, it is possible that greater heritability of amygdala function would be detected when examining different phenotypes, other developmental stages, or when using different paradigms to understand other amygdala-dependent functions.
The lack of significant additive genetic effects (heritability) observed in the amygdala region may appear to be inconsistent with the numerous reported effects of single genes, most notably the repeat length polymorphism in the promoter region of the serotonin transporter gene (5HTTLPR), on emotion-related amygdala reactivity 25–28
. The majority of these single gene effects are context-dependent, revealed by comparing acute changes in amygdala reactivity to a baseline state. In a previous study, with a considerably smaller sample of monkeys, we demonstrated such context-dependent effects of the 5HTTLPR on amygdala metabolic activity by comparing an activated state to a baseline condition 29

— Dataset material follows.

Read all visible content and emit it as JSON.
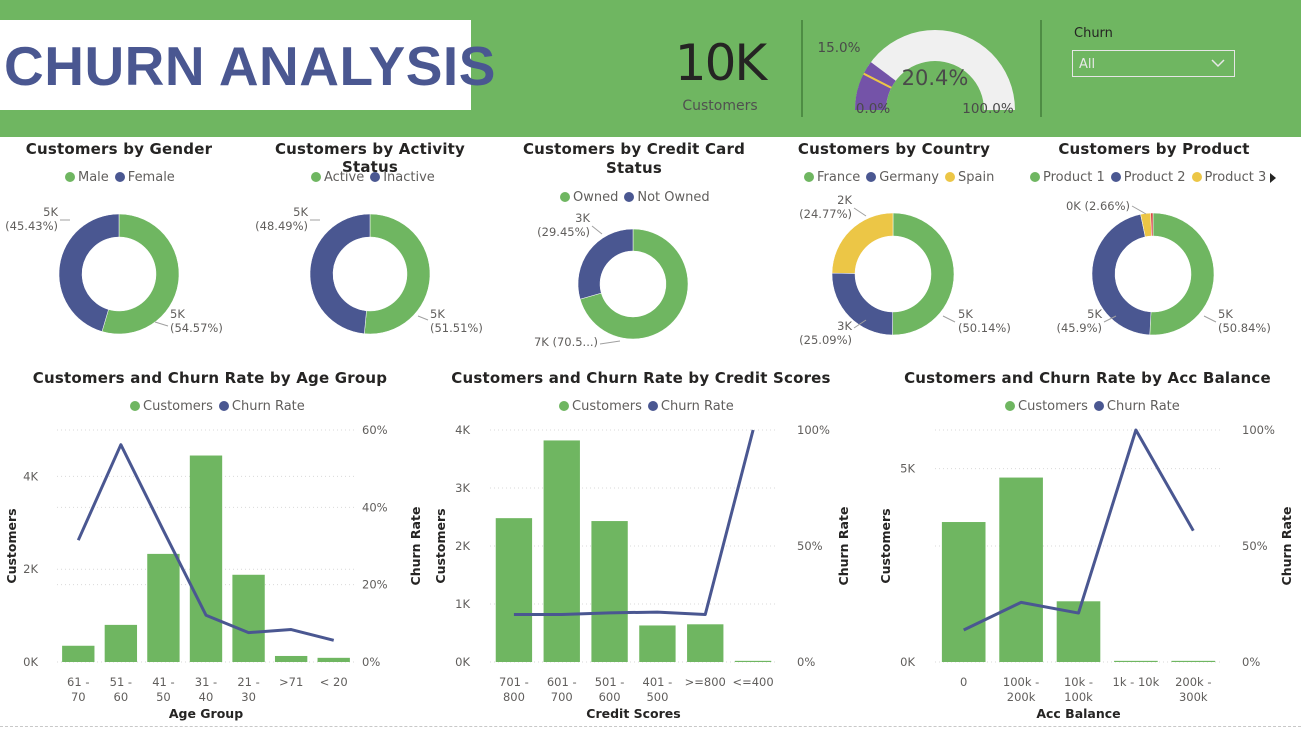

. To further understand similarities between the current paradigm and those demonstrating influences of single genes on amygdala reactivity, animals were genotyped for the 5HTTLPR and measured genotype analyses, sensitive to effects of single genes, were performed. Results demonstrated no significant effect of the 5HTTLPR on either AT (p = 0.271) or metabolism in the amygdala and hippocampal regions predictive of AT (FDR q > 0.05). These data are consistent with a recent large-sample human study that failed to demonstrate a relation between the 5HTTLPR and resting amygdala activity as measured with perfusion MRI, which like FDG-PET does not require a comparison condition 30
. These findings emphasize the importance of distinguishing between studies assessing sustained trait-like brain responses associated with AT from those investigating acute reactivity of the amygdala in relation to adult anxiety.
While the amygdala and hippocampus have been recognized as important in emotion and psychopathology, little data exist regarding the role of these regions in the development of temperamental dispositions such as AT. Recent theories have implicated the amygdala in mediating acute fear and vigilance 11,12
, whereas the hippocampus has primarily been linked to mechanisms underlying declarative memory 15
. Of interest, earlier theorists emphasized the septo-hippocampal system as being central to anxiety and specifically involved in threat-related behavioural inhibition 10
. The current findings provide support for an important role of the anterior hippocampus in the development of anxious dispositions 16,17
, and suggest that the highly interconnected regions of the hippocampus and amygdala are differentially influenced by genetic and environmental factors. These data support a new model combining measures of metabolic brain activity with ethologically relevant behavioural challenges to discover genes that mediate the endophenotype underlying the risk to develop anxiety and depression.